▶

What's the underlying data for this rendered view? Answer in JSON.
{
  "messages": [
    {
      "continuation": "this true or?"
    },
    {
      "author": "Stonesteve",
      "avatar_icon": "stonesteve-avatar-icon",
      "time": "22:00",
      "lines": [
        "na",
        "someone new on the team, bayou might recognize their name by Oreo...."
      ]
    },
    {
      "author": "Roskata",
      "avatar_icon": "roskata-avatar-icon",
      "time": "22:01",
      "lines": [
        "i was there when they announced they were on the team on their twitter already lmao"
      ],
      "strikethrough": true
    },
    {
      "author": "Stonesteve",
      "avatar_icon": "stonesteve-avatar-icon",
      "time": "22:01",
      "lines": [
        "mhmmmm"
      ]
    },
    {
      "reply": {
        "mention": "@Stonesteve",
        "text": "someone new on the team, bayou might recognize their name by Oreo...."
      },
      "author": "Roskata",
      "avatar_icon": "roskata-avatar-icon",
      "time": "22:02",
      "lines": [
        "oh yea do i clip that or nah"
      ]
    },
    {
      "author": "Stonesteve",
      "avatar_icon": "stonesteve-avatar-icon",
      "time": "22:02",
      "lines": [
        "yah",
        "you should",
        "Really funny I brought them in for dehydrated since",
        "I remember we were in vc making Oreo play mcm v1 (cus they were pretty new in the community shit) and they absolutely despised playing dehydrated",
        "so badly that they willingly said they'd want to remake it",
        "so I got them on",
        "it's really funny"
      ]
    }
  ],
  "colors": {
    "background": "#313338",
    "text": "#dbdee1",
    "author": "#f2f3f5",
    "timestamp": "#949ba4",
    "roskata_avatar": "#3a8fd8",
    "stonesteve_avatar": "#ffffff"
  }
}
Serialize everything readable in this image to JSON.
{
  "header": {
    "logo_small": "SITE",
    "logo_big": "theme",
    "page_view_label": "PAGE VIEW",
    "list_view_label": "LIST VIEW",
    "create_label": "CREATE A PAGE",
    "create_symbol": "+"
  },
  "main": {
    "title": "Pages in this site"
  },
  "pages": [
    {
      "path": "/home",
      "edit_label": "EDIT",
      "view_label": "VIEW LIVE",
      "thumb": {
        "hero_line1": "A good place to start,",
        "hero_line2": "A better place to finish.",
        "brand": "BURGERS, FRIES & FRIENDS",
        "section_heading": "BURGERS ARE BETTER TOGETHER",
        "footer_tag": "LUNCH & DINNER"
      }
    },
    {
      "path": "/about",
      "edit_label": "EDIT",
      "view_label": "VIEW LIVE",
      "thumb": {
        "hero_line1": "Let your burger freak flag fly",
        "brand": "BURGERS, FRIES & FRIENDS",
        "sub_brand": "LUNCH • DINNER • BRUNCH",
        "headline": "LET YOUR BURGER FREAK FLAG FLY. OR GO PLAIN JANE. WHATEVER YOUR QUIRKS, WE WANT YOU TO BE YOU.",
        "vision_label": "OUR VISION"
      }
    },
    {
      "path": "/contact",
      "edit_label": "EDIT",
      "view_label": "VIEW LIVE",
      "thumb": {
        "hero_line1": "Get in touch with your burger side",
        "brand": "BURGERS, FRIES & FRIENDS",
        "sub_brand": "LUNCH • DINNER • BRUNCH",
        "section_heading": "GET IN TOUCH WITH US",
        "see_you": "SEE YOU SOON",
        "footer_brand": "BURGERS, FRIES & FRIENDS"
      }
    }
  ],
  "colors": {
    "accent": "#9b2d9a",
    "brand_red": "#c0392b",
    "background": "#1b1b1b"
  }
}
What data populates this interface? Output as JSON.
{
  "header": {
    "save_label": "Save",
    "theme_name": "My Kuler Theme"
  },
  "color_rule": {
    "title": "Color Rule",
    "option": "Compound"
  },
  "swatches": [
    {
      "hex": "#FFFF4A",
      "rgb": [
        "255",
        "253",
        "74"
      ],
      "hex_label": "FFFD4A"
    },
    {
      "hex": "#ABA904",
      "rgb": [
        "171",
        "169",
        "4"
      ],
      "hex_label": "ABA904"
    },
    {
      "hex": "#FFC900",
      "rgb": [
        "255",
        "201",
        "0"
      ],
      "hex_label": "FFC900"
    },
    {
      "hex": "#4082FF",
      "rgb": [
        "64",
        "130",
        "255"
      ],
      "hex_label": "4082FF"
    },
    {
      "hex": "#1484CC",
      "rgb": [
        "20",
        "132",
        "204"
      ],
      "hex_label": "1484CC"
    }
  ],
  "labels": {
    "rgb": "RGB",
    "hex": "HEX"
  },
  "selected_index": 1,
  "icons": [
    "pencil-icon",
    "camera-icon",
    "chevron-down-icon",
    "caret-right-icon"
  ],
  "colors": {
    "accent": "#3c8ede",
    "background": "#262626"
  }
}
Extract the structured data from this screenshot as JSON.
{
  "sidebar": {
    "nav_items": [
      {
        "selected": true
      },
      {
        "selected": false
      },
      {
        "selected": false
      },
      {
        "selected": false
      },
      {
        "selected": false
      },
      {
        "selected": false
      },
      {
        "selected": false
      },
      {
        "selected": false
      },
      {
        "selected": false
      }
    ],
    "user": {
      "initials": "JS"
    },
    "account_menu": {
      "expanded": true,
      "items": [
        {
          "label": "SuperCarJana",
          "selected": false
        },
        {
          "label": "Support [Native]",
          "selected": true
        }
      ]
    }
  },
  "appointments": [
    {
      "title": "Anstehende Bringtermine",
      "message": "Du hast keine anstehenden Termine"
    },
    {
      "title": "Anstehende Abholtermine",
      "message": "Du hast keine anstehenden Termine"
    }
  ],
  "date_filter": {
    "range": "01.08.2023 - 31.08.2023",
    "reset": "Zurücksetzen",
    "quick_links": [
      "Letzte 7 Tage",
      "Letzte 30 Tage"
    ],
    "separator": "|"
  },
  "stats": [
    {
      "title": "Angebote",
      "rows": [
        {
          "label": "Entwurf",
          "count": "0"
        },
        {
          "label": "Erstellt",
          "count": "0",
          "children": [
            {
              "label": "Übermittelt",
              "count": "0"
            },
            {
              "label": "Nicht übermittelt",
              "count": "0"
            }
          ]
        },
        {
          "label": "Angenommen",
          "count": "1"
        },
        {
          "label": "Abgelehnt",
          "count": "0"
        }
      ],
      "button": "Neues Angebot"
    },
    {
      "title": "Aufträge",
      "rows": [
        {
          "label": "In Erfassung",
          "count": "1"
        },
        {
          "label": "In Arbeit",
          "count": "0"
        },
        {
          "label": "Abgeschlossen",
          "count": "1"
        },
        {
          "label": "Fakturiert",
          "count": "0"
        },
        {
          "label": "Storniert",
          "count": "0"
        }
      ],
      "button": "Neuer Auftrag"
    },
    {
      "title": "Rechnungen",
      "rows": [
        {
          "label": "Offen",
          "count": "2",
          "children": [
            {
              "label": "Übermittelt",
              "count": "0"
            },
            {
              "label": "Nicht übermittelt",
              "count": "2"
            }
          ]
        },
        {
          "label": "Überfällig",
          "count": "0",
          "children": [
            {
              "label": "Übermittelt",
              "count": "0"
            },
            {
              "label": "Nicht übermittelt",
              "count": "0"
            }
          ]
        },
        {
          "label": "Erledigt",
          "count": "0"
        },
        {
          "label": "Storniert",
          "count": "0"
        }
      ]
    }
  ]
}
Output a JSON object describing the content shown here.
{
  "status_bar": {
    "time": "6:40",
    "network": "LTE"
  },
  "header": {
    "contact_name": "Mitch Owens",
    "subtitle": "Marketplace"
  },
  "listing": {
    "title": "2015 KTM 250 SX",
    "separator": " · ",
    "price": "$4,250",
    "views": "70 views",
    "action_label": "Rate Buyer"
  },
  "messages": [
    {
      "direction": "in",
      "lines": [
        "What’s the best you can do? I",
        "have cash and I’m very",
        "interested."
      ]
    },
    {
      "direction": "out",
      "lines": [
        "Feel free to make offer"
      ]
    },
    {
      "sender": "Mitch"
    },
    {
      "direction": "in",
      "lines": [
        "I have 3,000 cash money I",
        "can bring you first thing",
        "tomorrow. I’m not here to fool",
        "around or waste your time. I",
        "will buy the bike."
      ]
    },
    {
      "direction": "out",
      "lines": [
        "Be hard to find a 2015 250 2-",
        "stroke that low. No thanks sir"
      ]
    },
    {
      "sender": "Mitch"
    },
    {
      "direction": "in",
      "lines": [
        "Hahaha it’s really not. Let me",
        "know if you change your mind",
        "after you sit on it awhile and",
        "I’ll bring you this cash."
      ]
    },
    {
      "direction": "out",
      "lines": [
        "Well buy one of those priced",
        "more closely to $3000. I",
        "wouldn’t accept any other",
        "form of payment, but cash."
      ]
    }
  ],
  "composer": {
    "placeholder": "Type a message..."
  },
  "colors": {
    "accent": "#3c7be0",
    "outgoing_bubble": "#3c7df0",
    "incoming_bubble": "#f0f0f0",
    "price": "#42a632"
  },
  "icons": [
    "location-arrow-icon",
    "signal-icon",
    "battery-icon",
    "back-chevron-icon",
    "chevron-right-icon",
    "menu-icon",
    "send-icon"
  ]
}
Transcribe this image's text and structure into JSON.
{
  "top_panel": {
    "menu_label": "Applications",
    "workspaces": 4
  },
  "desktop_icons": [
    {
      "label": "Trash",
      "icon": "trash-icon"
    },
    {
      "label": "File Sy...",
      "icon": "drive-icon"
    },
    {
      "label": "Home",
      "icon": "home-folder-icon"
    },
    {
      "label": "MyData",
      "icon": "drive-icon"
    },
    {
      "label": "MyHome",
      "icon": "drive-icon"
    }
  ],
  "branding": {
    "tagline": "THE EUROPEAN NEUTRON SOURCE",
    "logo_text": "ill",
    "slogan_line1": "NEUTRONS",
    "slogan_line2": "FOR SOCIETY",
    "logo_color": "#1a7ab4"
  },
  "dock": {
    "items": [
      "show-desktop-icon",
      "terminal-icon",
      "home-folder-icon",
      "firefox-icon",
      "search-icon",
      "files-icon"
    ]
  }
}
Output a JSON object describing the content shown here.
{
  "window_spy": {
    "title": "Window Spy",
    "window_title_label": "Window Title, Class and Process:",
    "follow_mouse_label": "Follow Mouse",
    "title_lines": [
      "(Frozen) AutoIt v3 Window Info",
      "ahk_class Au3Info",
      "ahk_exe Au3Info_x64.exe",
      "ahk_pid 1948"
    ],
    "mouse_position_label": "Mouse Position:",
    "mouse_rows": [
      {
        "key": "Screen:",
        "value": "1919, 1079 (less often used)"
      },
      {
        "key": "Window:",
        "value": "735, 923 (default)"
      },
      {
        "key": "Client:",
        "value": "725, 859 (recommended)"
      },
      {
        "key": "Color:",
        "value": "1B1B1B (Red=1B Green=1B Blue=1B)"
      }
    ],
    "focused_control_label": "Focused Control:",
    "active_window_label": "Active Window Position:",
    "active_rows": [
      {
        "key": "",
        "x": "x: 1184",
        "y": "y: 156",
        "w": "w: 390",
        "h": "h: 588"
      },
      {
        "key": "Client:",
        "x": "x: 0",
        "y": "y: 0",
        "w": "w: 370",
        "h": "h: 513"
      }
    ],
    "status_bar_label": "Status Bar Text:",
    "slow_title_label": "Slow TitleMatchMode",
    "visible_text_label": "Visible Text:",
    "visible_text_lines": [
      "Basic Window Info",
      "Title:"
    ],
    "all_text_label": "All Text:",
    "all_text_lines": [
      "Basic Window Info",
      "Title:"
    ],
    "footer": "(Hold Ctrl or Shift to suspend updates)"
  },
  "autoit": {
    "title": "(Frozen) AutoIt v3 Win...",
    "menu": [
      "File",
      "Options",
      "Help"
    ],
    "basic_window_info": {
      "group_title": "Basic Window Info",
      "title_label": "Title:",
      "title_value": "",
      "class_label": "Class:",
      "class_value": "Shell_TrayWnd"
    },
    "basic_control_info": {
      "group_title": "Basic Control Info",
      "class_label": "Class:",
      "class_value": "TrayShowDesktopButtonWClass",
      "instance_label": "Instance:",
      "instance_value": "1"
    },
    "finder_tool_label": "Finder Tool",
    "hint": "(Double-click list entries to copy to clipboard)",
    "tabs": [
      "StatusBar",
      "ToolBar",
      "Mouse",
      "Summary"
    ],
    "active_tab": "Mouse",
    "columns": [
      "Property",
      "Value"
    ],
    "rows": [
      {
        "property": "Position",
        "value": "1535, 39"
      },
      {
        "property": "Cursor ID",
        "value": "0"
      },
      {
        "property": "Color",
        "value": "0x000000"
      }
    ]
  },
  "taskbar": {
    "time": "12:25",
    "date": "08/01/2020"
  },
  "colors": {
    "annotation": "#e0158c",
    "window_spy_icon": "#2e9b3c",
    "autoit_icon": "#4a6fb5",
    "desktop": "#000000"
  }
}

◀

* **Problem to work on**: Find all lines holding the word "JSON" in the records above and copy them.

* **Expected output**:
What's the underlying data for this rendered view? Answer in JSON.
Serialize everything readable in this image to JSON.
What data populates this interface? Output as JSON.
Extract the structured data from this screenshot as JSON.
Output a JSON object describing the content shown here.
Transcribe this image's text and structure into JSON.
Output a JSON object describing the content shown here.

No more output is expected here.